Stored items
== Segment start ==

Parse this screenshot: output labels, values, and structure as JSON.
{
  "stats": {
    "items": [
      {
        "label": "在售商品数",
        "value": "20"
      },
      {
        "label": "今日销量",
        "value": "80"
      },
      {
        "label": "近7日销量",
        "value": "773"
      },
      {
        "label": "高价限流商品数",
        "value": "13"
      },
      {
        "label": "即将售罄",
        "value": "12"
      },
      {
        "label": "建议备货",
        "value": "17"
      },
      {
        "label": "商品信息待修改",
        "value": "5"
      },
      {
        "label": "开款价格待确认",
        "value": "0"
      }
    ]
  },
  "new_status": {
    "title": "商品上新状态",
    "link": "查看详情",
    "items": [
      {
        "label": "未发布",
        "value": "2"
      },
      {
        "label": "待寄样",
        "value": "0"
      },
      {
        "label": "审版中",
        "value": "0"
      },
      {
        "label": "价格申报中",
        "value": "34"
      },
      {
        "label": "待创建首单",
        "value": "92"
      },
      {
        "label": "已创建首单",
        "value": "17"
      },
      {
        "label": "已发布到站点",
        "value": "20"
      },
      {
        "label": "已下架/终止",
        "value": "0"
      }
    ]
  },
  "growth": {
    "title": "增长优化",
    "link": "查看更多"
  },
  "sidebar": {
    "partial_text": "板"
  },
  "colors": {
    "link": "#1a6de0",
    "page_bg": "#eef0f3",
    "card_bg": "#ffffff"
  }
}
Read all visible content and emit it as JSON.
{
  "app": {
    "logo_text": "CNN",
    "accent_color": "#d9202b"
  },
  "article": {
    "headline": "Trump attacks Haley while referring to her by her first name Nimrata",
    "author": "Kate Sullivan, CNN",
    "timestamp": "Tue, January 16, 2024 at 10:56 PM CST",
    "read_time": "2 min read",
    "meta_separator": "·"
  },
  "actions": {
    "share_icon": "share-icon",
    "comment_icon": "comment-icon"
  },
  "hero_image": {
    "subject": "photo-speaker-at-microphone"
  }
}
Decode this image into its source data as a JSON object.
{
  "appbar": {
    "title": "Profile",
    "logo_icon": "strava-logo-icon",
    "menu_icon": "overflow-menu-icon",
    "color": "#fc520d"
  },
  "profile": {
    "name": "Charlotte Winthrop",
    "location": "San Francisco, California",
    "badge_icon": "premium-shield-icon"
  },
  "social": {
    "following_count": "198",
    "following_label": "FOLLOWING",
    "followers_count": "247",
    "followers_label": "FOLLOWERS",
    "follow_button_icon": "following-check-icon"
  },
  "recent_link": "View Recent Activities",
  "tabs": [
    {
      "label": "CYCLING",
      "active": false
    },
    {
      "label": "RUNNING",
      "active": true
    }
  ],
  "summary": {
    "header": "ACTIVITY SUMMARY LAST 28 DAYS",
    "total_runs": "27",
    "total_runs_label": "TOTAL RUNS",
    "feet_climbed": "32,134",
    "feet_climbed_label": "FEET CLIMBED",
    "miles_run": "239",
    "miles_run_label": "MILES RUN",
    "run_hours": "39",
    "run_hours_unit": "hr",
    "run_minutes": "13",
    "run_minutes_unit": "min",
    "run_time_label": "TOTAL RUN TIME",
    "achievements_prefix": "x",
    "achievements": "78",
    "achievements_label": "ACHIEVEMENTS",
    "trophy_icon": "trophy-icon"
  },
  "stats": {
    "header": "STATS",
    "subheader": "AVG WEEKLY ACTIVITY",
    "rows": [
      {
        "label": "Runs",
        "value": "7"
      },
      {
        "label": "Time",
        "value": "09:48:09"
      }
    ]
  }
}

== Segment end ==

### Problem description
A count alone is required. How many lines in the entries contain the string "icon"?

### Answer
7